Highlighting Black historical heritage is crucial for residents like David Johnson who grew up on the Near Northwest side of the city.

“I think it’s creating a sense of identity,” said Johnson. “Representation matters and when a young person sees someone like themselves doing something great or phenomenal they believe they can do it too.”

One of the project's biggest goals is to share those living legacies by lifting up the Black voices in those very communities.

“It’s really about helping families and communities preserve their artifacts, record their family histories and figure out how we can use those items as leverage to protect black neighborhoods ,” said Austin.

“There are so many other Black stories in Indianapolis that expand beyond the places that we think are the only Black neighborhoods in Indianapolis,” added Malone.

Both Austin and Malone also hope this project helps spark the start of an actual trail throughout the city along with a brick-and-mortar space where these archives and artifacts can be safe.

The project is also looking for community trios (neighborhood artist, memory keepers, or Griot) to be a part of the it along with residents to share their stories.
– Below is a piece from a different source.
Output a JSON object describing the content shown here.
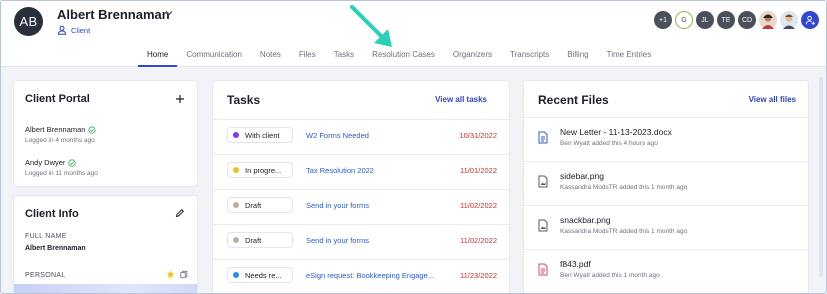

To participate or to learn more about the Indy Black Heritage & Legacy Trail click here.